Rain Gardening in the South by Helen Kraus and Anne Spafford is not a new book. However, participating in a symposium last winter at which Anne also spoke, I was so impressed with her talk that I purchased this book.

Rain gardens are an integral part of green infrastructure, the need for which becomes greater every day. However, many homeowners and municipalities are resistant to installing them because of poor design that leads to gardens that appear weedy and unattractive. The biggest challenge in designing rain gardens is that they need to cope with both inundation and drought as well as the cleansing of pollutants.

Contrary to many pamphlets and treatises I have read about constructing rain gardens, these authors posit that rain gardens do not need to be expensively engineered. They have a defined structure made up of five basic components:

Camassia and ferns in depression along a roadway at Holden

Engineering for front yard rain garden in Shaker Heights

1.A depression created by berming a sloped area or by digging down three to six inches and piling  soil around the edges. There should also be an overflow pipe to direct a heavy rain event to a different area.

2.The soil may need to be amended so that water will infiltrate and drain quickly.

3.Organic matter should be added to the soil as a mulch or as a soil amendment because it increases the soil’s ability to absorb and drain water as well as fostering the proliferation of microscopic organisms and earthworms. Keep in mind that organic mulches should have large particles to prevent being washed away during a heavy rainfall.

4.Plant selection is crucial.

Rock-lined swale for overflow from rain garden

5.If rocks are used to slow stormwater velocity or to create swales, they should be designed to flow with the natural contours of the landscape.

Curvilinear design of rain garden echoes lines of other beds in Annapolis area

Then they discuss designing a rain garden. Like any other type of garden, the first step is a detailed analysis of the property which includes the water flow, the slope or flatness, the sun/shade pattern, the views, existing significant vegetation, and either underground or overhead obstructions such as buried pipes and utility lines. The next step is making sure that the rain garden will be at least ten feet from the house. The third step is deciding whether to create the rain garden as a stand alone feature or whether to choose the plants so that it blends with the other beds.
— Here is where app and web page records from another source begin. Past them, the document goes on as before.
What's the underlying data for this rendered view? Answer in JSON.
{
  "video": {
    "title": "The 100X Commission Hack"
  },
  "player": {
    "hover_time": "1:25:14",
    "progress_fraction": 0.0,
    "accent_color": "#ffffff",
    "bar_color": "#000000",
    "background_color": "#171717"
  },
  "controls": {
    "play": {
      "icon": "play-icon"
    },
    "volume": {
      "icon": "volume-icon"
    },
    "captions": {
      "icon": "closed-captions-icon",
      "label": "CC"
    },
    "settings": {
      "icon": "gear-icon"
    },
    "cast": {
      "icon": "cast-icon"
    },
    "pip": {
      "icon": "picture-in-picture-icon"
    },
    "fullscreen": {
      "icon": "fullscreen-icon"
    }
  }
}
Helpfully, the authors provide the tools for calculating the desired size of the rain garden. They also dispel two myths about rain garden plants. Drought-tolerant plants are not the answer in most instances because they tend to rot if their roots stay wet. They can be used at the top of deep rain gardens but never further down. The other is the belief that native plants are always better. For reasons that the authors explain, the best solution is using a mix of native and non-native plants. Their chapter on plant selection and design is excellent and many of the plants can be used in Ohio even though the authors live in North Carolina.

Two other chapters on troubleshooting and alternatives to rain gardens are also extremely helpful. Don’t be misled by the title of this book; it is just as applicable to those of us in Ohio as it is to those who live in the South.

Rain Gardening in the South: Ecologically Designed Gardens for Drought, Deluge, and Everything in Between, Eno Publishers, Hillsborough, North Carolina, 2009.